Keeping each word and mark in place, write out the full listing once more.

┌─ PROVIDED RECORDS

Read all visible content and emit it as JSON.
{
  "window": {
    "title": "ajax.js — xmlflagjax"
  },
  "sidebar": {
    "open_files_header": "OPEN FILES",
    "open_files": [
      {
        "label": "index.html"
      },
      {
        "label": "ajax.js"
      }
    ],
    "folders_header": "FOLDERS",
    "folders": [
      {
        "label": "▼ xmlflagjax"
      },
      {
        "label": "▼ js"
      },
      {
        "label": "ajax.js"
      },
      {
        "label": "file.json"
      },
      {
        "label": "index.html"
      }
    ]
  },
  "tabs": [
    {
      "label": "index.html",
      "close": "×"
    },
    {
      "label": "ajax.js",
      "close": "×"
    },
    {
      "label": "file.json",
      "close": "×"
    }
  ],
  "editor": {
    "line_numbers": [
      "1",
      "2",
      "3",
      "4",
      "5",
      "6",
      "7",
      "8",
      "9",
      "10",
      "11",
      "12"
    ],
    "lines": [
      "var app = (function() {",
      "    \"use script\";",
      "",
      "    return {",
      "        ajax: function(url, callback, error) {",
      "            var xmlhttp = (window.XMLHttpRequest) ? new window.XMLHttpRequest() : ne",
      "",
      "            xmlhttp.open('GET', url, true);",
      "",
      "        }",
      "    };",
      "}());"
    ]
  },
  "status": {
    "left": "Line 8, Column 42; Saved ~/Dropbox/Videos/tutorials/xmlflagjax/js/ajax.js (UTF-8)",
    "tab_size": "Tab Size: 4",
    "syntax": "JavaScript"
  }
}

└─

TASK SOLUTION:
Read all visible content and emit it as JSON.
{
  "window": {
    "title": "ajax.js — xmlflagjax"
  },
  "sidebar": {
    "open_files_header": "OPEN FILES",
    "open_files": [
      {
        "label": "index.html"
      },
      {
        "label": "ajax.js"
      }
    ],
    "folders_header": "FOLDERS",
    "folders": [
      {
        "label": "▼ xmlflagjax"
      },
      {
        "label": "▼ js"
      },
      {
        "label": "ajax.js"
      },
      {
        "label": "file.json"
      },
      {
        "label": "index.html"
      }
    ]
  },
  "tabs": [
    {
      "label": "index.html",
      "close": "×"
    },
    {
      "label": "ajax.js",
      "close": "×"
    },
    {
      "label": "file.json",
      "close": "×"
    }
  ],
  "editor": {
    "line_numbers": [
      "1",
      "2",
      "3",
      "4",
      "5",
      "6",
      "7",
      "8",
      "9",
      "10",
      "11",
      "12"
    ],
    "lines": [
      "var app = (function() {",
      "    \"use script\";",
      "",
      "    return {",
      "        ajax: function(url, callback, error) {",
      "            var xmlhttp = (window.XMLHttpRequest) ? new window.XMLHttpRequest() : ne",
      "",
      "            xmlhttp.open('GET', url, true);",
      "",
      "        }",
      "    };",
      "}());"
    ]
  },
  "status": {
    "left": "Line 8, Column 42; Saved ~/Dropbox/Videos/tutorials/xmlflagjax/js/ajax.js (UTF-8)",
    "tab_size": "Tab Size: 4",
    "syntax": "JavaScript"
  }
}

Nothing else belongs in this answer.